▶ [Your assignment] Would you filter the listing below so that only lines with the word "false" remain?
* * * *
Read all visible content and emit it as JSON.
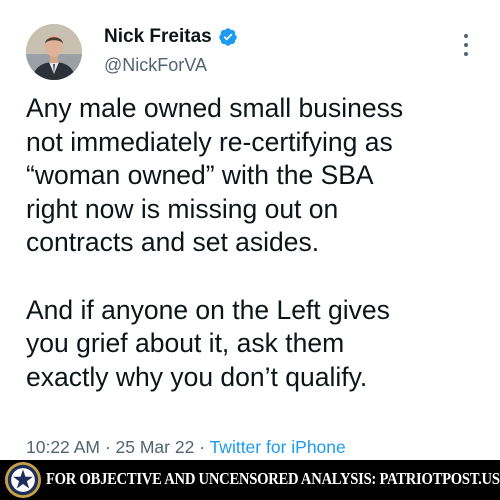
{
  "tweet": {
    "author": {
      "display_name": "Nick Freitas",
      "handle": "@NickForVA",
      "verified": true
    },
    "paragraphs": [
      "Any male owned small business\nnot immediately re-certifying as\n“woman owned” with the SBA\nright now is missing out on\ncontracts and set asides.",
      "And if anyone on the Left gives\nyou grief about it, ask them\nexactly why you don’t qualify."
    ],
    "time": "10:22 AM",
    "date": "25 Mar 22",
    "source": "Twitter for iPhone",
    "separator": "·"
  },
  "footer": {
    "text": "FOR OBJECTIVE AND UNCENSORED ANALYSIS: PATRIOTPOST.US"
  },
  "colors": {
    "text": "#0f1419",
    "secondary": "#536471",
    "link": "#1d9bf0",
    "verified": "#1d9bf0",
    "footer_bg": "#000000"
  },
  "icons": {
    "verified": "verified-badge-icon",
    "more": "more-options-icon",
    "footer_logo": "star-seal-logo"
  }
}
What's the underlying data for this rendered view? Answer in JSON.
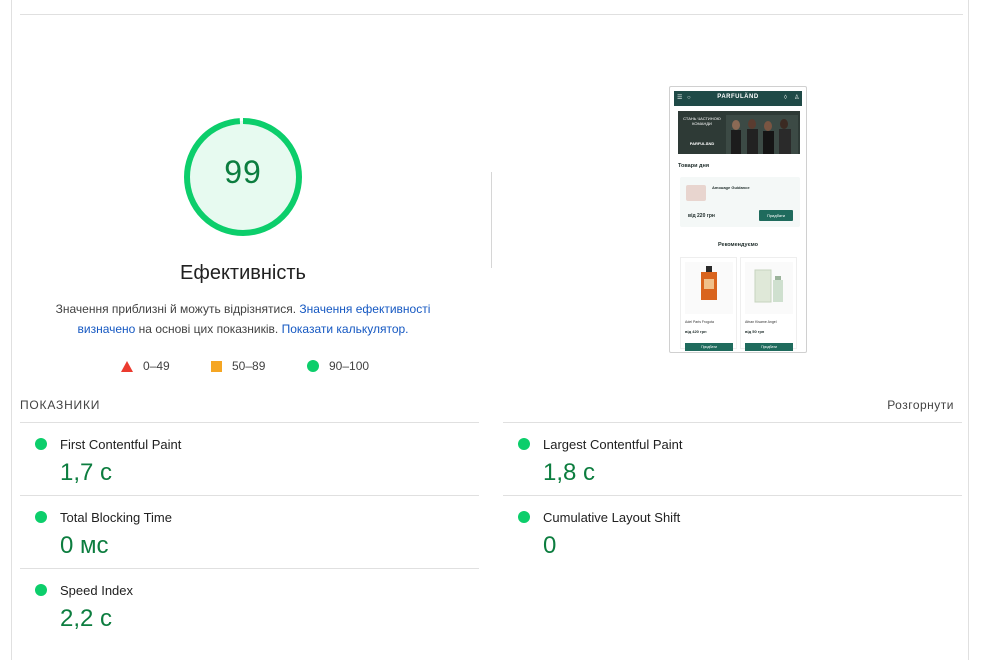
{
  "gauge": {
    "score": "99",
    "score_value": 99,
    "title": "Ефективність",
    "description_text1": "Значення приблизні й можуть відрізнятися. ",
    "description_link1": "Значення ефективності визначено",
    "description_text2": " на основі цих показників. ",
    "description_link2": "Показати калькулятор.",
    "color": "#0cce6b",
    "fill": "#e7faf0"
  },
  "legend": [
    {
      "icon": "triangle-icon",
      "label": "0–49",
      "color": "#eb3b2f"
    },
    {
      "icon": "square-icon",
      "label": "50–89",
      "color": "#f5a623"
    },
    {
      "icon": "circle-icon",
      "label": "90–100",
      "color": "#0cce6b"
    }
  ],
  "screenshot": {
    "logo": "PARFULÄND",
    "banner_text": "СТАНЬ ЧАСТИНОЮ КОМАНДИ",
    "banner_logo": "PARFULÄND",
    "section_day": "Товари дня",
    "day_product_name": "Amouage Guidance",
    "day_product_price": "від 220 грн",
    "buy_label": "Придбати",
    "section_recommended": "Рекомендуємо",
    "products": [
      {
        "name": "Adel Paris Frogota",
        "price": "від 420 грн"
      },
      {
        "name": "Afnan Kisame Angel",
        "price": "від 50 грн"
      }
    ]
  },
  "metrics": {
    "header": "ПОКАЗНИКИ",
    "toggle": "Розгорнути",
    "items": [
      {
        "name": "First Contentful Paint",
        "value": "1,7 с"
      },
      {
        "name": "Largest Contentful Paint",
        "value": "1,8 с"
      },
      {
        "name": "Total Blocking Time",
        "value": "0 мс"
      },
      {
        "name": "Cumulative Layout Shift",
        "value": "0"
      },
      {
        "name": "Speed Index",
        "value": "2,2 с"
      }
    ],
    "pass_color": "#0cce6b",
    "value_color": "#0c7d3f"
  }
}
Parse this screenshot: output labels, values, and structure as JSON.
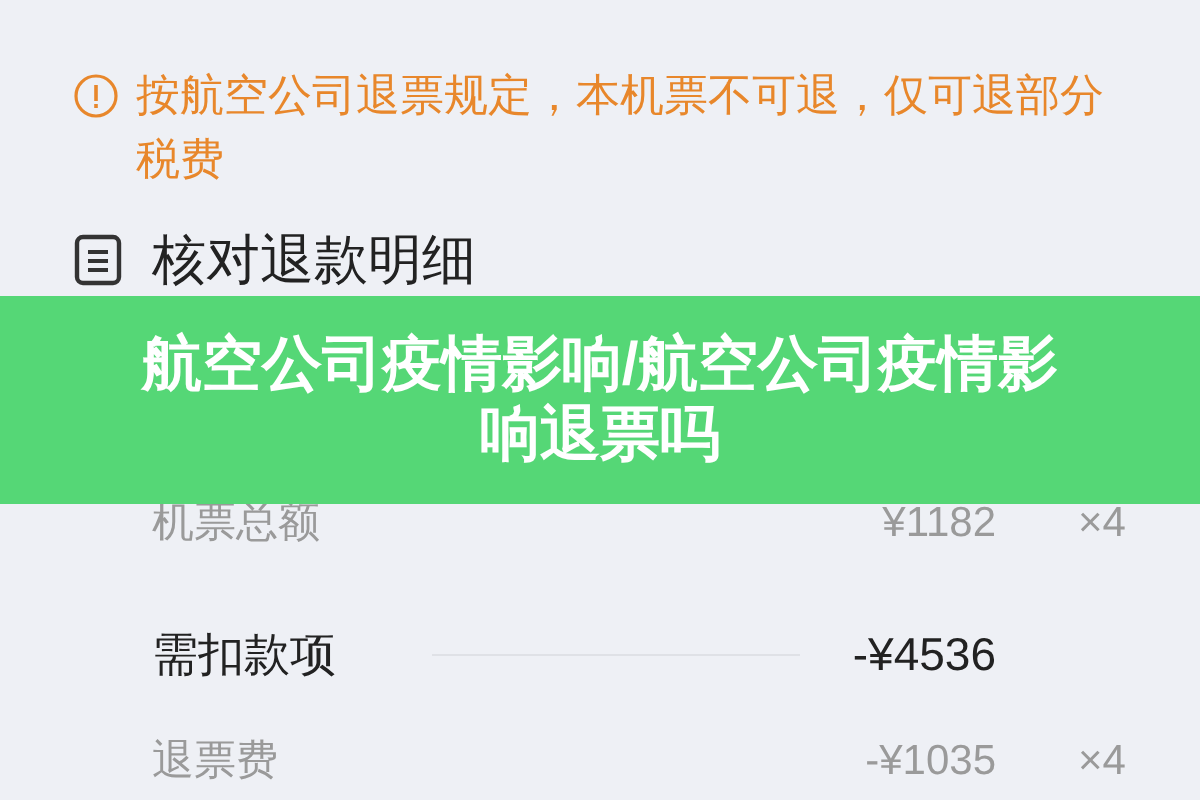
{
  "notice": {
    "text": "按航空公司退票规定，本机票不可退，仅可退部分税费"
  },
  "section": {
    "title": "核对退款明细"
  },
  "rows": [
    {
      "kind": "detail",
      "label": "机票总额",
      "amount": "¥1182",
      "quantity": "×4"
    },
    {
      "kind": "item",
      "label": "需扣款项",
      "amount": "-¥4536"
    },
    {
      "kind": "detail",
      "label": "退票费",
      "amount": "-¥1035",
      "quantity": "×4"
    }
  ],
  "banner": {
    "text": "航空公司疫情影响/航空公司疫情影响退票吗"
  }
}
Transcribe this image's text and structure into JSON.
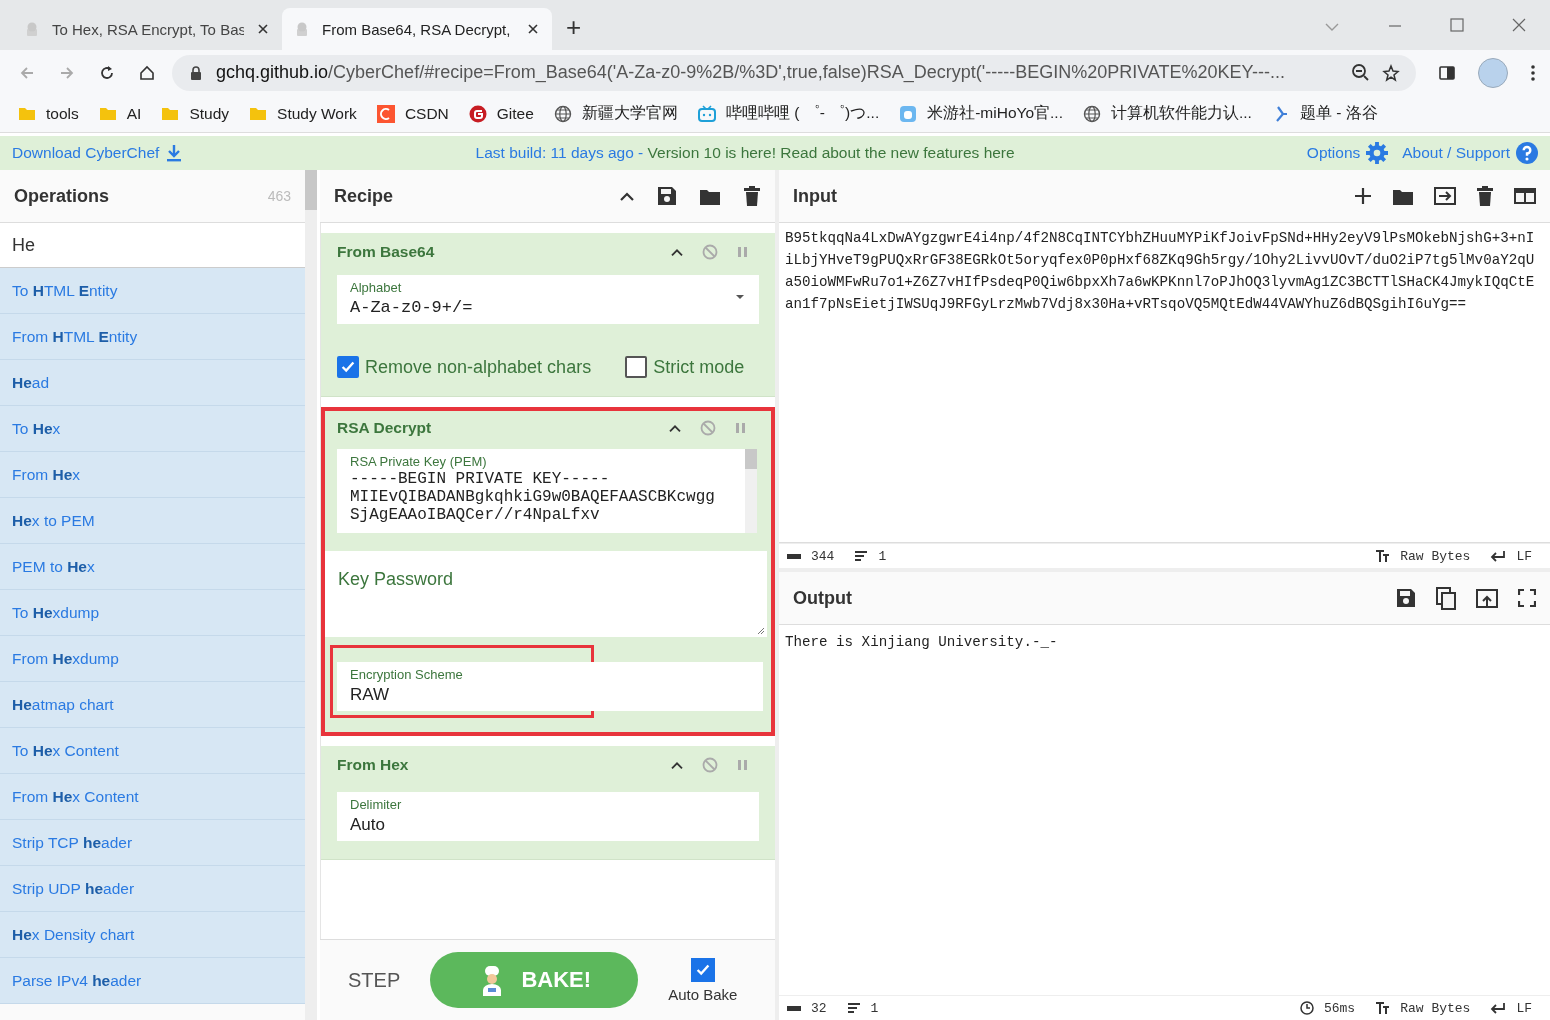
{
  "browser": {
    "tabs": [
      {
        "title": "To Hex, RSA Encrypt, To Bas",
        "selected": false
      },
      {
        "title": "From Base64, RSA Decrypt,",
        "selected": true
      }
    ],
    "new_tab": "+",
    "url_host": "gchq.github.io",
    "url_path": "/CyberChef/#recipe=From_Base64('A-Za-z0-9%2B/%3D',true,false)RSA_Decrypt('-----BEGIN%20PRIVATE%20KEY---...",
    "bookmarks": [
      {
        "label": "tools",
        "kind": "folder"
      },
      {
        "label": "AI",
        "kind": "folder"
      },
      {
        "label": "Study",
        "kind": "folder"
      },
      {
        "label": "Study Work",
        "kind": "folder"
      },
      {
        "label": "CSDN",
        "kind": "csdn"
      },
      {
        "label": "Gitee",
        "kind": "gitee"
      },
      {
        "label": "新疆大学官网",
        "kind": "globe"
      },
      {
        "label": "哔哩哔哩 ( ゜- ゜)つ...",
        "kind": "tv"
      },
      {
        "label": "米游社-miHoYo官...",
        "kind": "app"
      },
      {
        "label": "计算机软件能力认...",
        "kind": "globe"
      },
      {
        "label": "题单 - 洛谷",
        "kind": "luogu"
      }
    ]
  },
  "banner": {
    "download": "Download CyberChef",
    "notice": "Last build: 11 days ago - ",
    "notice_link": "Version 10 is here! Read about the new features here",
    "options": "Options",
    "about": "About / Support"
  },
  "operations": {
    "title": "Operations",
    "count": "463",
    "search": "He",
    "items": [
      "To **H**TML **E**ntity",
      "From **H**TML **E**ntity",
      "**He**ad",
      "To **He**x",
      "From **He**x",
      "**He**x to PEM",
      "PEM to **He**x",
      "To **He**xdump",
      "From **He**xdump",
      "**He**atmap chart",
      "To **He**x Content",
      "From **He**x Content",
      "Strip TCP **he**ader",
      "Strip UDP **he**ader",
      "**He**x Density chart",
      "Parse IPv4 **he**ader"
    ]
  },
  "recipe": {
    "title": "Recipe",
    "ops": [
      {
        "name": "From Base64",
        "highlighted": false,
        "args": [
          {
            "kind": "dropdown",
            "label": "Alphabet",
            "value": "A-Za-z0-9+/="
          },
          {
            "kind": "checkbox",
            "label": "Remove non-alphabet chars",
            "checked": true
          },
          {
            "kind": "checkbox",
            "label": "Strict mode",
            "checked": false
          }
        ]
      },
      {
        "name": "RSA Decrypt",
        "highlighted": true,
        "args": [
          {
            "kind": "textarea",
            "label": "RSA Private Key (PEM)",
            "lines": [
              "-----BEGIN PRIVATE KEY-----",
              "MIIEvQIBADANBgkqhkiG9w0BAQEFAASCBKcwgg",
              "SjAgEAAoIBAQCer//r4NpaLfxv"
            ]
          },
          {
            "kind": "password",
            "placeholder": "Key Password"
          },
          {
            "kind": "option",
            "label": "Encryption Scheme",
            "value": "RAW",
            "highlighted": true
          }
        ]
      },
      {
        "name": "From Hex",
        "highlighted": false,
        "args": [
          {
            "kind": "option",
            "label": "Delimiter",
            "value": "Auto",
            "highlighted": false
          }
        ]
      }
    ]
  },
  "controls": {
    "step": "STEP",
    "bake": "BAKE!",
    "auto_bake": {
      "label": "Auto Bake",
      "checked": true
    }
  },
  "input": {
    "title": "Input",
    "text": "B95tkqqNa4LxDwAYgzgwrE4i4np/4f2N8CqINTCYbhZHuuMYPiKfJoivFpSNd+HHy2eyV9lPsMOkebNjshG+3+nIiLbjYHveT9gPUQxRrGF38EGRkOt5oryqfex0P0pHxf68ZKq9Gh5rgy/1Ohy2LivvUOvT/duO2iP7tg5lMv0aY2qUa50ioWMFwRu7o1+Z6Z7vHIfPsdeqP0Qiw6bpxXh7a6wKPKnnl7oPJhOQ3lyvmAg1ZC3BCTTlSHaCK4JmykIQqCtEan1f7pNsEietjIWSUqJ9RFGyLrzMwb7Vdj8x30Ha+vRTsqoVQ5MQtEdW44VAWYhuZ6dBQSgihI6uYg==",
    "status": {
      "length": "344",
      "lines": "1",
      "encoding": "Raw Bytes",
      "eol": "LF"
    }
  },
  "output": {
    "title": "Output",
    "text": "There is Xinjiang University.-_-",
    "status": {
      "length": "32",
      "lines": "1",
      "time": "56ms",
      "encoding": "Raw Bytes",
      "eol": "LF"
    }
  }
}
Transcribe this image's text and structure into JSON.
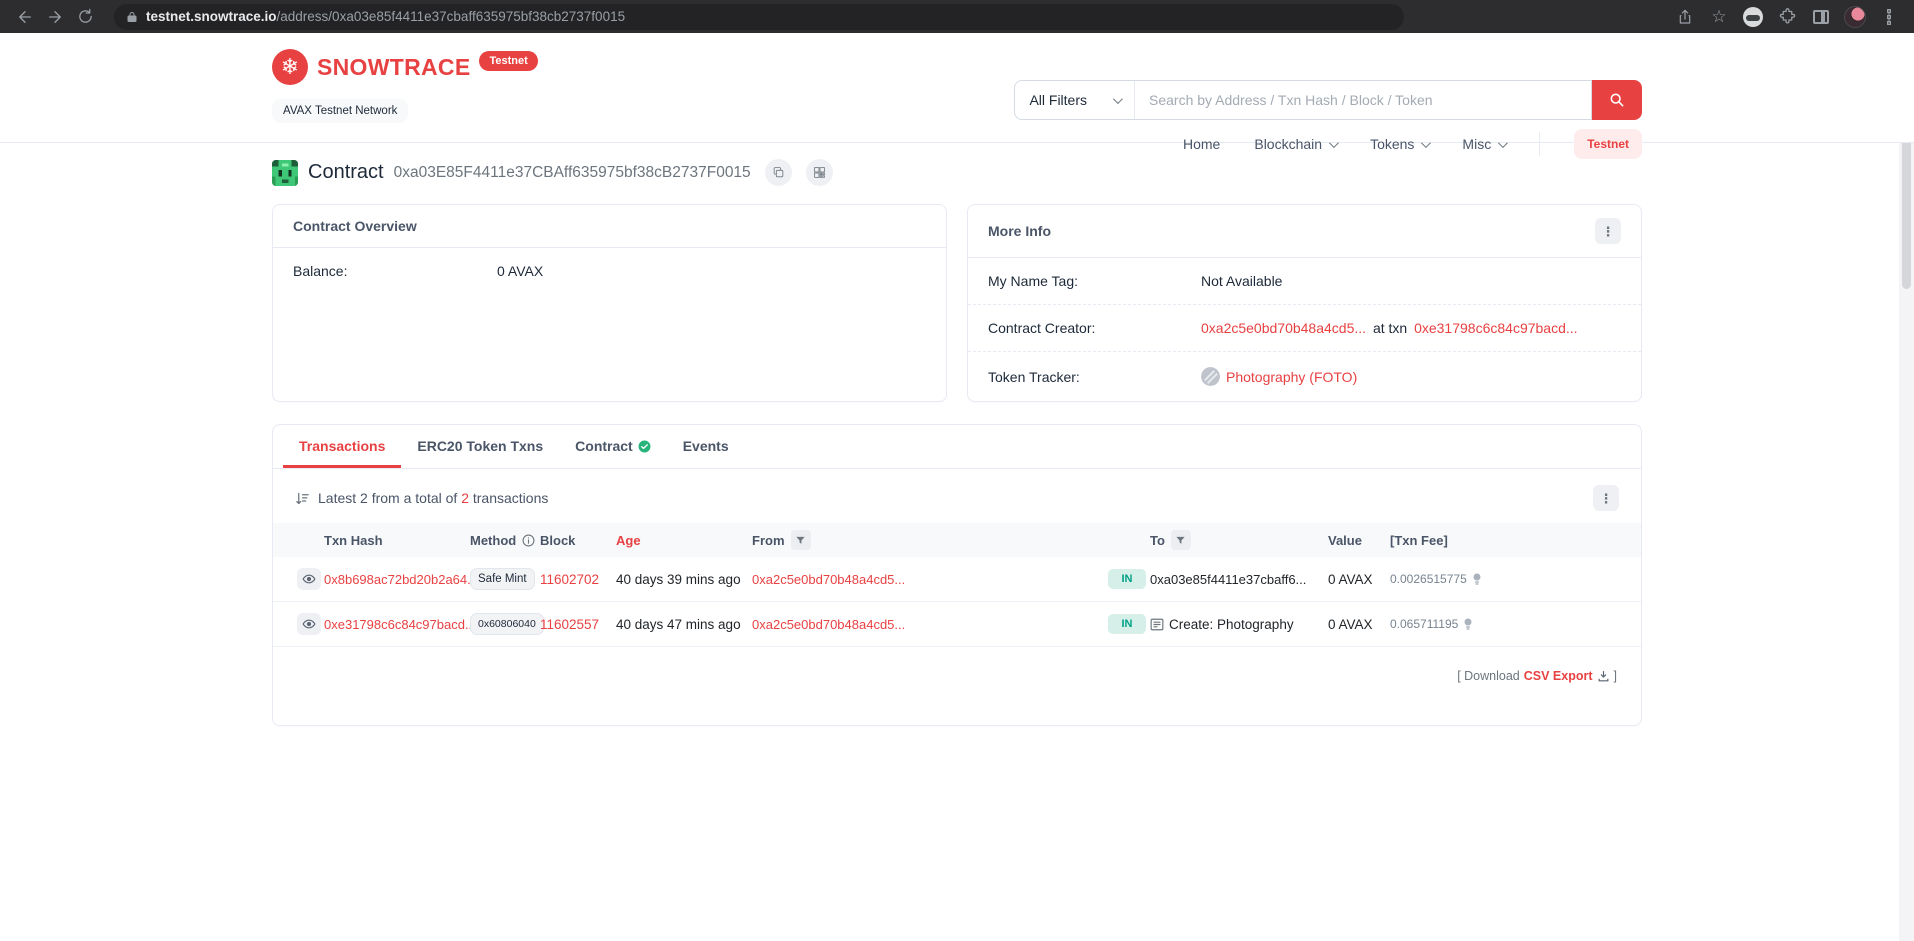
{
  "browser": {
    "url_domain": "testnet.snowtrace.io",
    "url_path": "/address/0xa03e85f4411e37cbaff635975bf38cb2737f0015"
  },
  "header": {
    "brand": "SNOWTRACE",
    "brand_badge": "Testnet",
    "network_label": "AVAX Testnet Network",
    "search": {
      "filter_label": "All Filters",
      "placeholder": "Search by Address / Txn Hash / Block / Token"
    },
    "nav": [
      {
        "label": "Home"
      },
      {
        "label": "Blockchain"
      },
      {
        "label": "Tokens"
      },
      {
        "label": "Misc"
      }
    ],
    "testnet_button": "Testnet"
  },
  "page": {
    "type_label": "Contract",
    "address": "0xa03E85F4411e37CBAff635975bf38cB2737F0015"
  },
  "overview_card": {
    "title": "Contract Overview",
    "balance_label": "Balance:",
    "balance_value": "0 AVAX"
  },
  "more_info_card": {
    "title": "More Info",
    "name_tag_label": "My Name Tag:",
    "name_tag_value": "Not Available",
    "creator_label": "Contract Creator:",
    "creator_address": "0xa2c5e0bd70b48a4cd5...",
    "creator_middle": "at txn",
    "creator_txn": "0xe31798c6c84c97bacd...",
    "tracker_label": "Token Tracker:",
    "tracker_value": "Photography (FOTO)"
  },
  "tabs": [
    {
      "label": "Transactions"
    },
    {
      "label": "ERC20 Token Txns"
    },
    {
      "label": "Contract"
    },
    {
      "label": "Events"
    }
  ],
  "transactions": {
    "summary_prefix": "Latest 2 from a total of",
    "summary_count": "2",
    "summary_suffix": "transactions",
    "columns": [
      "Txn Hash",
      "Method",
      "Block",
      "Age",
      "From",
      "To",
      "Value",
      "[Txn Fee]"
    ],
    "rows": [
      {
        "hash": "0x8b698ac72bd20b2a64...",
        "method": "Safe Mint",
        "block": "11602702",
        "age": "40 days 39 mins ago",
        "from": "0xa2c5e0bd70b48a4cd5...",
        "direction": "IN",
        "to": "0xa03e85f4411e37cbaff6...",
        "value": "0 AVAX",
        "fee": "0.0026515775"
      },
      {
        "hash": "0xe31798c6c84c97bacd...",
        "method": "0x60806040",
        "block": "11602557",
        "age": "40 days 47 mins ago",
        "from": "0xa2c5e0bd70b48a4cd5...",
        "direction": "IN",
        "to": "Create: Photography",
        "value": "0 AVAX",
        "fee": "0.065711195"
      }
    ],
    "download_prefix": "[ Download",
    "download_link": "CSV Export",
    "download_suffix": "]"
  },
  "colors": {
    "accent_red": "#e84142",
    "in_badge_text": "#00a186",
    "in_badge_bg": "#d6f0e9",
    "border": "#e7eaf3"
  }
}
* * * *
▶ [Output of the task]
        "selected": false
    "url_path": "/CyberChef/#recipe=From_Base64('A-Za-z0-9%2B/%3D',true,false)RSA_Decrypt('-----BEGIN%20PRIVATE%20KEY---...",
        "highlighted": false,
            "checked": false
        "highlighted": false,
            "highlighted": false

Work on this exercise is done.